**Material provided:**

+ + + + + + +

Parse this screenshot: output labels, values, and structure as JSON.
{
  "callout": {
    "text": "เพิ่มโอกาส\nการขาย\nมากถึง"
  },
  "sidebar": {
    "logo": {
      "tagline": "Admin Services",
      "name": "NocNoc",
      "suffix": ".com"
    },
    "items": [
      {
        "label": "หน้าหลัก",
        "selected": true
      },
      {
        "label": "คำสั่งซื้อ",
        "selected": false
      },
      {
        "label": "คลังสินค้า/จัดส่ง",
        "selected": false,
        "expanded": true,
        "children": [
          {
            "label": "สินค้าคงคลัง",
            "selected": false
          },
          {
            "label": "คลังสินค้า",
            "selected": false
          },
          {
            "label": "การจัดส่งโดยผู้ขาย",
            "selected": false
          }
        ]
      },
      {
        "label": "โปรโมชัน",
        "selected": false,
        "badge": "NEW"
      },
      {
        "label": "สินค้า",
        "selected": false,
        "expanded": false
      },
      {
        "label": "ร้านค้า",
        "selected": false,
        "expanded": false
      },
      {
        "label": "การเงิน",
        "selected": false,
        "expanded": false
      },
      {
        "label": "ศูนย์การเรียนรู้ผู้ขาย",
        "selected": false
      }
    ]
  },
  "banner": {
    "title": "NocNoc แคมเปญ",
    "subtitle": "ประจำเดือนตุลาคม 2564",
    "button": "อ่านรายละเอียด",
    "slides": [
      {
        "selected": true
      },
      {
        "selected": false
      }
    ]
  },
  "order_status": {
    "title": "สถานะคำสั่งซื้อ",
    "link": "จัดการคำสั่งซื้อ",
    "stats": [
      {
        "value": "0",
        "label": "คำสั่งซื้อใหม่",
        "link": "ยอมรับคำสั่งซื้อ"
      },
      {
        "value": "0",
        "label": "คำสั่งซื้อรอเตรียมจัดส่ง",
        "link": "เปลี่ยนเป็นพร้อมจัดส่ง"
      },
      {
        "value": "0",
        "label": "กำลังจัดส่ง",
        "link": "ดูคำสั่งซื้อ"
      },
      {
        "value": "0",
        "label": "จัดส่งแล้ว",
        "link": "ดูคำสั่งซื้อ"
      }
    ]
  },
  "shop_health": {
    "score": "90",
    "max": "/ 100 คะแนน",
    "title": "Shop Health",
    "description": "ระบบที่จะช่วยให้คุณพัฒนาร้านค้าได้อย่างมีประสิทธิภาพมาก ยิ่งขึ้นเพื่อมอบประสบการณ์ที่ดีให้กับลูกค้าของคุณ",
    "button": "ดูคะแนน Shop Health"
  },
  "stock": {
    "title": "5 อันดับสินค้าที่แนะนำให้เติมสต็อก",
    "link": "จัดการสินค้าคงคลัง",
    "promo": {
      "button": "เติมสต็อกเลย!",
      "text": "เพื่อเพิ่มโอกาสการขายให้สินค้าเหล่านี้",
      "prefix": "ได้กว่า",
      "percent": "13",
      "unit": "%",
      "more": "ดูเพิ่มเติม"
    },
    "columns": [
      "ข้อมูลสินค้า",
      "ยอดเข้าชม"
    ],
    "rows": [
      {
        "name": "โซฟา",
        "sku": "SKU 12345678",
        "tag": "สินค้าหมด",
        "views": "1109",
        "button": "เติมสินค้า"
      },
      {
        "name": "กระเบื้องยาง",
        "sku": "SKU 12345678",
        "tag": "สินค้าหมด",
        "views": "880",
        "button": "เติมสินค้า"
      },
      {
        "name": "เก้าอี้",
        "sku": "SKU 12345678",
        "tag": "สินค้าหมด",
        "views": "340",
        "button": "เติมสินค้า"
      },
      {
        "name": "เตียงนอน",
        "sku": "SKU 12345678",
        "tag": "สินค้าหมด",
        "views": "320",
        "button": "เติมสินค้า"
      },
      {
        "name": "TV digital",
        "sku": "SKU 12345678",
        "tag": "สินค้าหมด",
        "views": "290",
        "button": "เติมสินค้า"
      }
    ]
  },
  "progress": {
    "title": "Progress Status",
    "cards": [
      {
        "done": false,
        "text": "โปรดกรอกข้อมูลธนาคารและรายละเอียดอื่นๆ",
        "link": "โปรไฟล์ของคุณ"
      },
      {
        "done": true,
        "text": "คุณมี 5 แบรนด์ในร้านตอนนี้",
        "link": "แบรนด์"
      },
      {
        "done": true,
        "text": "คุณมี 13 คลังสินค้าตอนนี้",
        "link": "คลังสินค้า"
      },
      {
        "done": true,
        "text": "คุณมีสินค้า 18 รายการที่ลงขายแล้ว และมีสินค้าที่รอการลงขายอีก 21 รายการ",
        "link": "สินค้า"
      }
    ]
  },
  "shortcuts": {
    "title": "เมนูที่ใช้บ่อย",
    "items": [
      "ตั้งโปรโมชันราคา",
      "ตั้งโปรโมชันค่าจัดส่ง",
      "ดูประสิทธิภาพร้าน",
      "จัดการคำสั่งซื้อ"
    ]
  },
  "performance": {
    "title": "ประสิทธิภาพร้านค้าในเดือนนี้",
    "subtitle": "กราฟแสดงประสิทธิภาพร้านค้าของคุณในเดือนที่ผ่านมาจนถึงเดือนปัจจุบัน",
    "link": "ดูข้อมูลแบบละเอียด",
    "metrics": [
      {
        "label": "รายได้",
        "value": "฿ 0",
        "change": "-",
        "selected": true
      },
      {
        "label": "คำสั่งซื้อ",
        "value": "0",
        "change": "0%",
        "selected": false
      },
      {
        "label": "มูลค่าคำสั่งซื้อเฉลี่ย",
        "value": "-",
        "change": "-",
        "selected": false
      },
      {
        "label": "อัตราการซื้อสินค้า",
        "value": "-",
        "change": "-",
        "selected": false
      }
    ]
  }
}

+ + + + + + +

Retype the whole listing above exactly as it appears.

**Expected answer:**
Parse this screenshot: output labels, values, and structure as JSON.
{
  "callout": {
    "text": "เพิ่มโอกาส\nการขาย\nมากถึง"
  },
  "sidebar": {
    "logo": {
      "tagline": "Admin Services",
      "name": "NocNoc",
      "suffix": ".com"
    },
    "items": [
      {
        "label": "หน้าหลัก",
        "selected": true
      },
      {
        "label": "คำสั่งซื้อ",
        "selected": false
      },
      {
        "label": "คลังสินค้า/จัดส่ง",
        "selected": false,
        "expanded": true,
        "children": [
          {
            "label": "สินค้าคงคลัง",
            "selected": false
          },
          {
            "label": "คลังสินค้า",
            "selected": false
          },
          {
            "label": "การจัดส่งโดยผู้ขาย",
            "selected": false
          }
        ]
      },
      {
        "label": "โปรโมชัน",
        "selected": false,
        "badge": "NEW"
      },
      {
        "label": "สินค้า",
        "selected": false,
        "expanded": false
      },
      {
        "label": "ร้านค้า",
        "selected": false,
        "expanded": false
      },
      {
        "label": "การเงิน",
        "selected": false,
        "expanded": false
      },
      {
        "label": "ศูนย์การเรียนรู้ผู้ขาย",
        "selected": false
      }
    ]
  },
  "banner": {
    "title": "NocNoc แคมเปญ",
    "subtitle": "ประจำเดือนตุลาคม 2564",
    "button": "อ่านรายละเอียด",
    "slides": [
      {
        "selected": true
      },
      {
        "selected": false
      }
    ]
  },
  "order_status": {
    "title": "สถานะคำสั่งซื้อ",
    "link": "จัดการคำสั่งซื้อ",
    "stats": [
      {
        "value": "0",
        "label": "คำสั่งซื้อใหม่",
        "link": "ยอมรับคำสั่งซื้อ"
      },
      {
        "value": "0",
        "label": "คำสั่งซื้อรอเตรียมจัดส่ง",
        "link": "เปลี่ยนเป็นพร้อมจัดส่ง"
      },
      {
        "value": "0",
        "label": "กำลังจัดส่ง",
        "link": "ดูคำสั่งซื้อ"
      },
      {
        "value": "0",
        "label": "จัดส่งแล้ว",
        "link": "ดูคำสั่งซื้อ"
      }
    ]
  },
  "shop_health": {
    "score": "90",
    "max": "/ 100 คะแนน",
    "title": "Shop Health",
    "description": "ระบบที่จะช่วยให้คุณพัฒนาร้านค้าได้อย่างมีประสิทธิภาพมาก ยิ่งขึ้นเพื่อมอบประสบการณ์ที่ดีให้กับลูกค้าของคุณ",
    "button": "ดูคะแนน Shop Health"
  },
  "stock": {
    "title": "5 อันดับสินค้าที่แนะนำให้เติมสต็อก",
    "link": "จัดการสินค้าคงคลัง",
    "promo": {
      "button": "เติมสต็อกเลย!",
      "text": "เพื่อเพิ่มโอกาสการขายให้สินค้าเหล่านี้",
      "prefix": "ได้กว่า",
      "percent": "13",
      "unit": "%",
      "more": "ดูเพิ่มเติม"
    },
    "columns": [
      "ข้อมูลสินค้า",
      "ยอดเข้าชม"
    ],
    "rows": [
      {
        "name": "โซฟา",
        "sku": "SKU 12345678",
        "tag": "สินค้าหมด",
        "views": "1109",
        "button": "เติมสินค้า"
      },
      {
        "name": "กระเบื้องยาง",
        "sku": "SKU 12345678",
        "tag": "สินค้าหมด",
        "views": "880",
        "button": "เติมสินค้า"
      },
      {
        "name": "เก้าอี้",
        "sku": "SKU 12345678",
        "tag": "สินค้าหมด",
        "views": "340",
        "button": "เติมสินค้า"
      },
      {
        "name": "เตียงนอน",
        "sku": "SKU 12345678",
        "tag": "สินค้าหมด",
        "views": "320",
        "button": "เติมสินค้า"
      },
      {
        "name": "TV digital",
        "sku": "SKU 12345678",
        "tag": "สินค้าหมด",
        "views": "290",
        "button": "เติมสินค้า"
      }
    ]
  },
  "progress": {
    "title": "Progress Status",
    "cards": [
      {
        "done": false,
        "text": "โปรดกรอกข้อมูลธนาคารและรายละเอียดอื่นๆ",
        "link": "โปรไฟล์ของคุณ"
      },
      {
        "done": true,
        "text": "คุณมี 5 แบรนด์ในร้านตอนนี้",
        "link": "แบรนด์"
      },
      {
        "done": true,
        "text": "คุณมี 13 คลังสินค้าตอนนี้",
        "link": "คลังสินค้า"
      },
      {
        "done": true,
        "text": "คุณมีสินค้า 18 รายการที่ลงขายแล้ว และมีสินค้าที่รอการลงขายอีก 21 รายการ",
        "link": "สินค้า"
      }
    ]
  },
  "shortcuts": {
    "title": "เมนูที่ใช้บ่อย",
    "items": [
      "ตั้งโปรโมชันราคา",
      "ตั้งโปรโมชันค่าจัดส่ง",
      "ดูประสิทธิภาพร้าน",
      "จัดการคำสั่งซื้อ"
    ]
  },
  "performance": {
    "title": "ประสิทธิภาพร้านค้าในเดือนนี้",
    "subtitle": "กราฟแสดงประสิทธิภาพร้านค้าของคุณในเดือนที่ผ่านมาจนถึงเดือนปัจจุบัน",
    "link": "ดูข้อมูลแบบละเอียด",
    "metrics": [
      {
        "label": "รายได้",
        "value": "฿ 0",
        "change": "-",
        "selected": true
      },
      {
        "label": "คำสั่งซื้อ",
        "value": "0",
        "change": "0%",
        "selected": false
      },
      {
        "label": "มูลค่าคำสั่งซื้อเฉลี่ย",
        "value": "-",
        "change": "-",
        "selected": false
      },
      {
        "label": "อัตราการซื้อสินค้า",
        "value": "-",
        "change": "-",
        "selected": false
      }
    ]
  }
}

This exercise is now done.